Problem description: Each line of the material below with the word "value" is to be reported.

════════════════════

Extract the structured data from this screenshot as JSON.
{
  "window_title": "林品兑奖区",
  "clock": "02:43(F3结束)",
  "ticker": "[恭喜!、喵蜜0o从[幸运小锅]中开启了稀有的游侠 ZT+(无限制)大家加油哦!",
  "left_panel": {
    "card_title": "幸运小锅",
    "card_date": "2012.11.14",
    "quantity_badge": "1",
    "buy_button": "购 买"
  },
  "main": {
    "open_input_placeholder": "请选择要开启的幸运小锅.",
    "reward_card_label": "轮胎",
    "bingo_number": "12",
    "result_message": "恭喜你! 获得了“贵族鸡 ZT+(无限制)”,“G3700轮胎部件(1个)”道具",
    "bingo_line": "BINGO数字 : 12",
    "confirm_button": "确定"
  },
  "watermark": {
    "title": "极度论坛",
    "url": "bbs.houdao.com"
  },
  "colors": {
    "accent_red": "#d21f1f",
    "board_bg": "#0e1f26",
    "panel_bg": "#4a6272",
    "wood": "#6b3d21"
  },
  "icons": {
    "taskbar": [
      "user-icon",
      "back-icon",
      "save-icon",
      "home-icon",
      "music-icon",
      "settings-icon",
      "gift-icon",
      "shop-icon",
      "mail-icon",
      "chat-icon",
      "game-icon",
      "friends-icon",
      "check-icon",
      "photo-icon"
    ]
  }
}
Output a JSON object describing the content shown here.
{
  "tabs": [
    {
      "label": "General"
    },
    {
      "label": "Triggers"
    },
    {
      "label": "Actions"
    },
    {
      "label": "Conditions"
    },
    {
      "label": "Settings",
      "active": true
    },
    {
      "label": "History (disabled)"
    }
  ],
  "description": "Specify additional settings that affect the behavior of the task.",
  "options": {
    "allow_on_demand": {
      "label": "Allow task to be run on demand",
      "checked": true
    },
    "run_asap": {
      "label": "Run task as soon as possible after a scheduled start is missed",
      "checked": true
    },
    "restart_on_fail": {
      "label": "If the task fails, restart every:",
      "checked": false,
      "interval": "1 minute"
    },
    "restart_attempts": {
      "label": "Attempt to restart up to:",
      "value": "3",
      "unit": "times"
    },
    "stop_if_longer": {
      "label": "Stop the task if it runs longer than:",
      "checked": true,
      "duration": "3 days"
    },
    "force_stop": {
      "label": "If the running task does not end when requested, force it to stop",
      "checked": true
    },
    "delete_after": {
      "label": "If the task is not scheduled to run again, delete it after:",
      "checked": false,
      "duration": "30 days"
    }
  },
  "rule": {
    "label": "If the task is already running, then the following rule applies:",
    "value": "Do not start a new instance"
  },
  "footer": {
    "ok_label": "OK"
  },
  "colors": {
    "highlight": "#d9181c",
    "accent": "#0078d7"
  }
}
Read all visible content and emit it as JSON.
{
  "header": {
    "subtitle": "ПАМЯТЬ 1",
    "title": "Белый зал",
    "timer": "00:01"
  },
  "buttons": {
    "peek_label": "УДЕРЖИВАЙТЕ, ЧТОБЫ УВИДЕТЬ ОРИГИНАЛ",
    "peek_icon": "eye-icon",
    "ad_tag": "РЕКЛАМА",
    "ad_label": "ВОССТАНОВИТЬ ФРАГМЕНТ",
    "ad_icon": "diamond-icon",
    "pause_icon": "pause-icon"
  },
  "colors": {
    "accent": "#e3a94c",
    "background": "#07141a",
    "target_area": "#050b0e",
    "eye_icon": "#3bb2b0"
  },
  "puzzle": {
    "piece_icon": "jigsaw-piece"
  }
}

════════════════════

Task output:
      "value": "3",
    "value": "Do not start a new instance"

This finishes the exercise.